Hoosiers: The Story of Indiana is a PBS documentary series based on the book by famous Indiana historian James H. Madison. The documentary series is split into four parts: Birth of a State, Split Rails to Steel Rails, the 20th Century, and the Next Indiana.
Split Rails to Steel Rails covers the period of time from the Civil War to World War I and focuses on war, business, and culture. The documentary is narrated by Madison and includes interviews with various people, like the Editorial Page Editor of the Northwest Indiana Times (Marc Chase) and a retired Chief Justice of the Indiana Supreme Court (Randall J. Shepherd).
War seems to hold a special place in the Hoosier state, and Indiana has more than its share of war memorials. Indiana sent the most men to fight in the Civil War, second only to Delaware—two-thirds of eligible-aged Indiana men served in the Civil War. Troops were organized by ethnic groups and counties, which meant that they were often fighting side-by-side with family and neighbors.
Lew Wallace, later known as the author of Ben-Hur, selected the site of what was the State Fairgrounds—and what is currently Military Park—as the site for training volunteers. This training site—Camp Morton, named after the governor during the Civil War—morphed into a POW camp.
From 1862 to 1865, Colonel Richard Owen managed this camp of 3,000 POWs. Despite 50 prisoners dying per month, after the end of the war, the prisoners raised funds to have a sculpture of Owen made in honor of the humaneness he showed told the Confederate soldiers in the camp. (You can see the sculpture in the Indiana Statehouse.)

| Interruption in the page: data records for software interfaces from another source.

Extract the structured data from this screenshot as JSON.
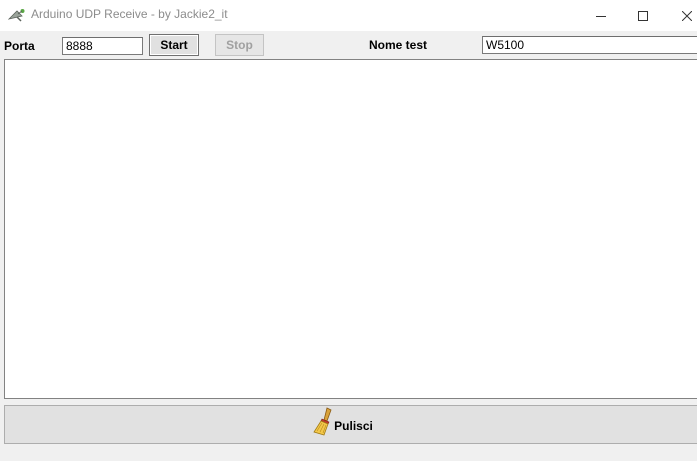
{
  "window": {
    "title": "Arduino UDP Receive - by Jackie2_it",
    "icons": {
      "app": "satellite-dish-icon",
      "minimize": "minimize-icon",
      "maximize": "maximize-icon",
      "close": "close-icon"
    }
  },
  "toolbar": {
    "port_label": "Porta",
    "port_value": "8888",
    "start_label": "Start",
    "stop_label": "Stop",
    "stop_enabled": false,
    "test_name_label": "Nome test",
    "test_name_value": "W5100"
  },
  "log": {
    "content": ""
  },
  "clear": {
    "label": "Pulisci",
    "icon": "broom-icon"
  },
  "colors": {
    "titlebar": "#ffffff",
    "window_bg": "#f0f0f0",
    "button_face": "#e1e1e1",
    "disabled_text": "#a0a0a0",
    "title_text": "#8c8c8c"
  }
}
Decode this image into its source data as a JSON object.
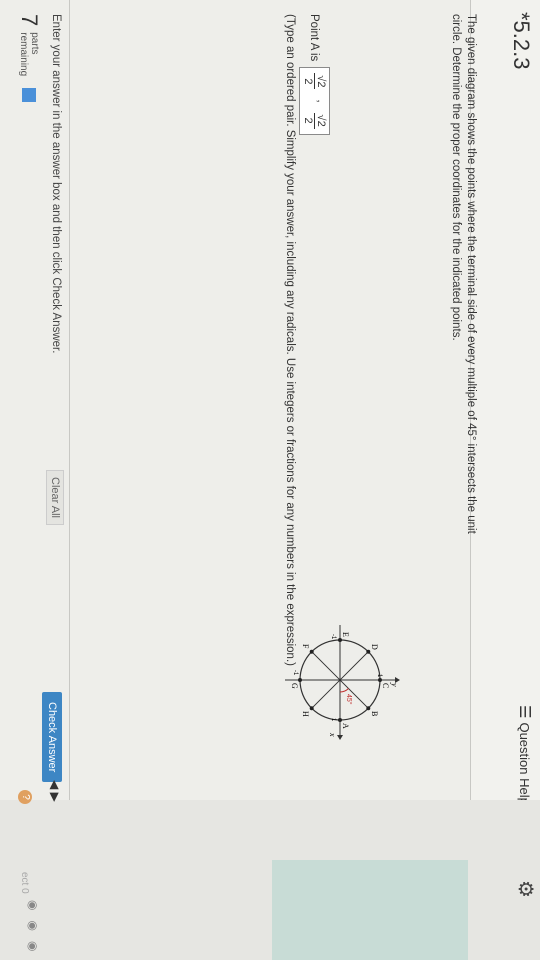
{
  "header": {
    "problem_number": "*5.2.3",
    "question_help": "Question Help"
  },
  "prompt": {
    "text": "The given diagram shows the points where the terminal side of every multiple of 45° intersects the unit circle. Determine the proper coordinates for the indicated points."
  },
  "answer": {
    "label": "Point A is",
    "x_num": "√2",
    "x_den": "2",
    "y_num": "√2",
    "y_den": "2",
    "hint": "(Type an ordered pair. Simplify your answer, including any radicals. Use integers or fractions for any numbers in the expression.)"
  },
  "diagram": {
    "labels": [
      "A",
      "B",
      "C",
      "D",
      "E",
      "F",
      "G",
      "H"
    ],
    "angle_label": "45°",
    "x_axis": "x",
    "y_axis": "y",
    "one_x": "1",
    "one_y": "1",
    "neg_one_x": "-1",
    "neg_one_y": "-1"
  },
  "footer": {
    "instruction": "Enter your answer in the answer box and then click Check Answer.",
    "parts_count": "7",
    "parts_label_1": "parts",
    "parts_label_2": "remaining",
    "clear_all": "Clear All",
    "check_answer": "Check Answer",
    "help_badge": "?",
    "edge_text": "ect 0"
  },
  "colors": {
    "accent": "#3d86c4",
    "progress": "#4a90d9",
    "teal_panel": "#c8dcd6"
  }
}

Governor Morton had a decidedly difficult time financially supporting the Union and funding the government. Democrat Copperheads, or those Democrats who didn’t support the Union, controlled the legislature and blocked the state contributing money to the Union cause. In a seemingly modern-day move, the Republicans fled the legislature so no quorum was possible. In retaliation, the Democrats decided not to dispense ANY money, which meant that the Indiana government risked grinding to a halt.
In an attempt to keep the government running, Governor Morton turned to the Madison banker James Lanier for funding. In 1861, the two decided that Lanier would buy $400,000 worth of bonds—perhaps not quite an above-board tactic—to prevent government shutdown.
How much of the war was waged on Indiana soil? Not much. The only battle was Morgan’s Raid in 1863, when Confederate troops crossed the Ohio River at Corydon. They blazed a path of destruction, mistakenly thinking that sympathizers to the Southern cause would rise up. None did. (I recently learned of another foray across the river, by Adam “Stovepipe” Johnson at Newburgh. Basically, Johnson’s foray was a hit and run excursion, intent on gathering supplies and firearms before retreating back over the river.)
Originally, Indiana settlements existed by waterways, the quickest means of transportation that connected communities. But in the second half of the 1800s came the railroad, which changed the pattern of population in the state. The steepest incline was in Madison; the Reuben Wells steam engine, specifically made for the Madison incline, can be seen at the Children’s Museum in Indianapolis.
Indianapolis became a transportation hub for the railroads. In 1853, the first Union Station, meant to be one station shared by all railroads, was built in Indianapolis. By 1890, 120 trains were stopping in Indianapolis every day.
An equally impressive system of interurbans crisscrossed Indiana towns. Eventually, with the rise of the automobile (that had an incredible early history in Indiana) came the demise of the interurbans. (The only one that exists today is the South Shore.)
Indiana was a big center of business, from the Ball Company in Muncie to Eli Lilly, L.S. Ayres, and Madam C.J. Walker in Indianapolis. The limestone of southern Indiana was quarried for buildings such as the statehouse (1886) and the Soldiers and Sailors memorial (1902). In the 1870s, the coal mines suffered through strikes and unions, resulting in the firing of workers and the hiring of their children. (Children were less apt to cause trouble or unionize, and could be paid less.)
Into this maelstrom came Eugene V. Debs. Originally he believed that the best course of action for workers was to do a good job; managers would recognize the good work with good pay. Eventually, faced with reality, he changed his views and organized unions (the railroad union in 1894) and strikes (think the Pullman strike). Change, he saw, was only possible through politics. In his core, he believed in the dignity of all people.
In the late 1800s, 13% of the population in Indianapolis was German. German immigrants looked around at the culture and traditions around them and concluded that it was lacking in refinement (ouch!). Instead, they created their own vibrant society with German organizations, clubs, symphonies, theatre, and schools.
World War I destroyed the German culture in Indiana. Kurt Vonnegut, famous 20th century Hoosier author, described how he was raised ignorant of the rich heritage of German music, literature, culture, and language—all because Germans in the early 20th century assumed that ignorance of their culture and traditions was necessary in order to be patriotic. Bits and pieces still exist today as German festivals or the Athenaeum (Das Deutsche Haus, which incidentally Vonnegut’s father was an architect for) in Indianapolis.
The documentary continues with a third part that looks at Indiana from World War I to the present time.